## INSTRUCTIONS TO FOLLOW
Print the entire listing below word for word, excluding its pictures.

## RAW DATA
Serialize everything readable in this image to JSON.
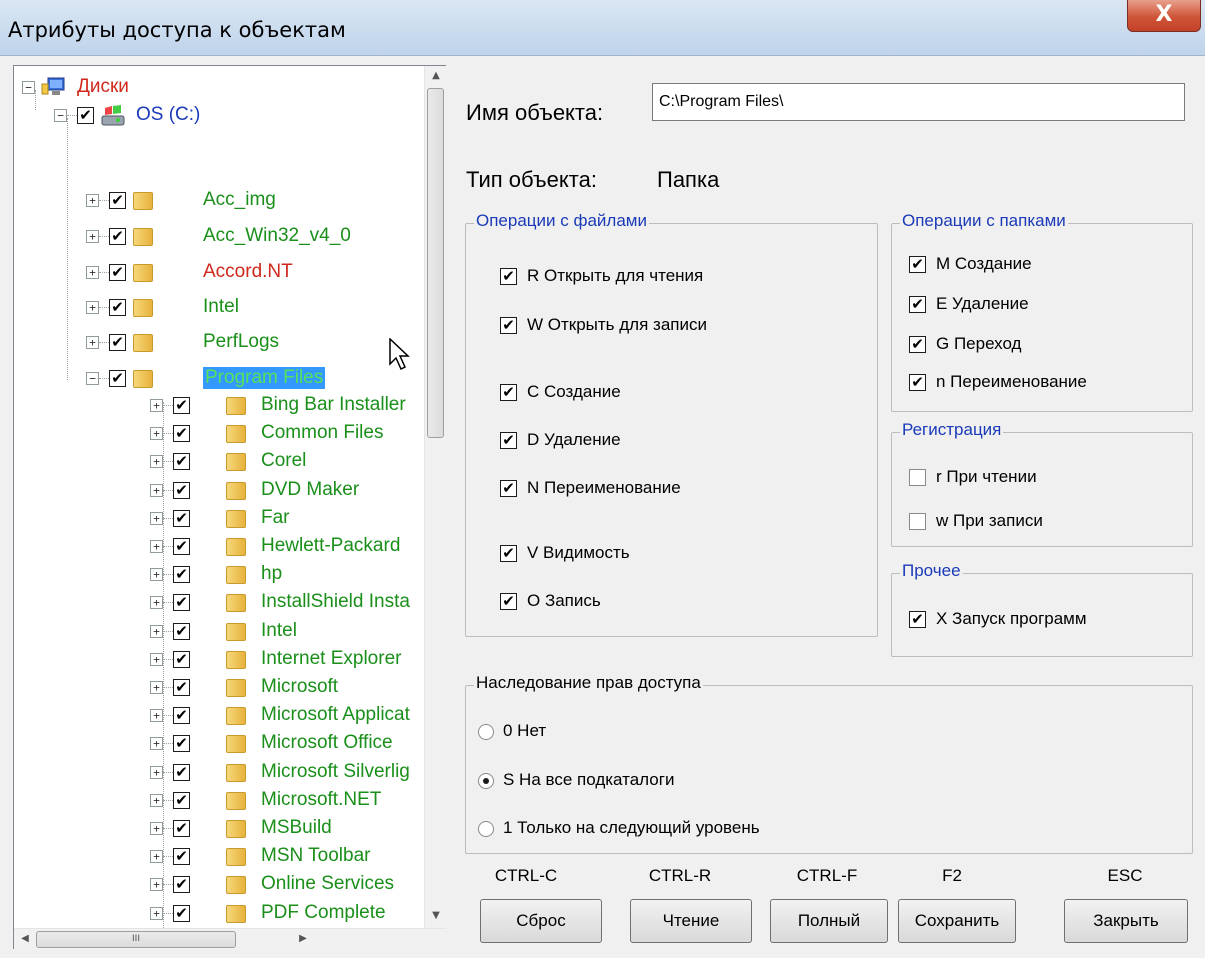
{
  "window": {
    "title": "Атрибуты доступа к объектам",
    "close_glyph": "X"
  },
  "tree": {
    "root_label": "Диски",
    "drive_label": "OS (C:)",
    "folders": [
      {
        "label": "Acc_img",
        "color": "#1a8f1a"
      },
      {
        "label": "Acc_Win32_v4_0",
        "color": "#1a8f1a"
      },
      {
        "label": "Accord.NT",
        "color": "#d0281c"
      },
      {
        "label": "Intel",
        "color": "#1a8f1a"
      },
      {
        "label": "PerfLogs",
        "color": "#1a8f1a"
      },
      {
        "label": "Program Files",
        "color": "#59e05a",
        "selected": true
      }
    ],
    "subfolders": [
      "Bing Bar Installer",
      "Common Files",
      "Corel",
      "DVD Maker",
      "Far",
      "Hewlett-Packard",
      "hp",
      "InstallShield Insta",
      "Intel",
      "Internet Explorer",
      "Microsoft",
      "Microsoft Applicat",
      "Microsoft Office",
      "Microsoft Silverlig",
      "Microsoft.NET",
      "MSBuild",
      "MSN Toolbar",
      "Online Services",
      "PDF Complete"
    ],
    "hscroll_grip": "III"
  },
  "object": {
    "name_label": "Имя объекта:",
    "name_value": "C:\\Program Files\\",
    "type_label": "Тип объекта:",
    "type_value": "Папка"
  },
  "file_ops": {
    "title": "Операции с файлами",
    "items": [
      {
        "label": "R Открыть для чтения",
        "checked": true
      },
      {
        "label": "W Открыть для записи",
        "checked": true
      },
      {
        "label": "C Создание",
        "checked": true
      },
      {
        "label": "D Удаление",
        "checked": true
      },
      {
        "label": "N Переименование",
        "checked": true
      },
      {
        "label": "V Видимость",
        "checked": true
      },
      {
        "label": "O Запись",
        "checked": true
      }
    ]
  },
  "folder_ops": {
    "title": "Операции с папками",
    "items": [
      {
        "label": "M Создание",
        "checked": true
      },
      {
        "label": "E Удаление",
        "checked": true
      },
      {
        "label": "G Переход",
        "checked": true
      },
      {
        "label": "n Переименование",
        "checked": true
      }
    ]
  },
  "registration": {
    "title": "Регистрация",
    "items": [
      {
        "label": "r При чтении",
        "checked": false
      },
      {
        "label": "w При записи",
        "checked": false
      }
    ]
  },
  "other": {
    "title": "Прочее",
    "items": [
      {
        "label": "X Запуск программ",
        "checked": true
      }
    ]
  },
  "inheritance": {
    "title": "Наследование прав доступа",
    "options": [
      {
        "label": "0 Нет",
        "selected": false
      },
      {
        "label": "S На все подкаталоги",
        "selected": true
      },
      {
        "label": "1 Только на следующий уровень",
        "selected": false
      }
    ]
  },
  "buttons": [
    {
      "key": "CTRL-C",
      "label": "Сброс"
    },
    {
      "key": "CTRL-R",
      "label": "Чтение"
    },
    {
      "key": "CTRL-F",
      "label": "Полный"
    },
    {
      "key": "F2",
      "label": "Сохранить"
    },
    {
      "key": "ESC",
      "label": "Закрыть"
    }
  ],
  "check_glyph": "✔"
}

## FINISHED TASK
Serialize everything readable in this image to JSON.
{
  "window": {
    "title": "Атрибуты доступа к объектам",
    "close_glyph": "X"
  },
  "tree": {
    "root_label": "Диски",
    "drive_label": "OS (C:)",
    "folders": [
      {
        "label": "Acc_img",
        "color": "#1a8f1a"
      },
      {
        "label": "Acc_Win32_v4_0",
        "color": "#1a8f1a"
      },
      {
        "label": "Accord.NT",
        "color": "#d0281c"
      },
      {
        "label": "Intel",
        "color": "#1a8f1a"
      },
      {
        "label": "PerfLogs",
        "color": "#1a8f1a"
      },
      {
        "label": "Program Files",
        "color": "#59e05a",
        "selected": true
      }
    ],
    "subfolders": [
      "Bing Bar Installer",
      "Common Files",
      "Corel",
      "DVD Maker",
      "Far",
      "Hewlett-Packard",
      "hp",
      "InstallShield Insta",
      "Intel",
      "Internet Explorer",
      "Microsoft",
      "Microsoft Applicat",
      "Microsoft Office",
      "Microsoft Silverlig",
      "Microsoft.NET",
      "MSBuild",
      "MSN Toolbar",
      "Online Services",
      "PDF Complete"
    ],
    "hscroll_grip": "III"
  },
  "object": {
    "name_label": "Имя объекта:",
    "name_value": "C:\\Program Files\\",
    "type_label": "Тип объекта:",
    "type_value": "Папка"
  },
  "file_ops": {
    "title": "Операции с файлами",
    "items": [
      {
        "label": "R Открыть для чтения",
        "checked": true
      },
      {
        "label": "W Открыть для записи",
        "checked": true
      },
      {
        "label": "C Создание",
        "checked": true
      },
      {
        "label": "D Удаление",
        "checked": true
      },
      {
        "label": "N Переименование",
        "checked": true
      },
      {
        "label": "V Видимость",
        "checked": true
      },
      {
        "label": "O Запись",
        "checked": true
      }
    ]
  },
  "folder_ops": {
    "title": "Операции с папками",
    "items": [
      {
        "label": "M Создание",
        "checked": true
      },
      {
        "label": "E Удаление",
        "checked": true
      },
      {
        "label": "G Переход",
        "checked": true
      },
      {
        "label": "n Переименование",
        "checked": true
      }
    ]
  },
  "registration": {
    "title": "Регистрация",
    "items": [
      {
        "label": "r При чтении",
        "checked": false
      },
      {
        "label": "w При записи",
        "checked": false
      }
    ]
  },
  "other": {
    "title": "Прочее",
    "items": [
      {
        "label": "X Запуск программ",
        "checked": true
      }
    ]
  },
  "inheritance": {
    "title": "Наследование прав доступа",
    "options": [
      {
        "label": "0 Нет",
        "selected": false
      },
      {
        "label": "S На все подкаталоги",
        "selected": true
      },
      {
        "label": "1 Только на следующий уровень",
        "selected": false
      }
    ]
  },
  "buttons": [
    {
      "key": "CTRL-C",
      "label": "Сброс"
    },
    {
      "key": "CTRL-R",
      "label": "Чтение"
    },
    {
      "key": "CTRL-F",
      "label": "Полный"
    },
    {
      "key": "F2",
      "label": "Сохранить"
    },
    {
      "key": "ESC",
      "label": "Закрыть"
    }
  ],
  "check_glyph": "✔"
}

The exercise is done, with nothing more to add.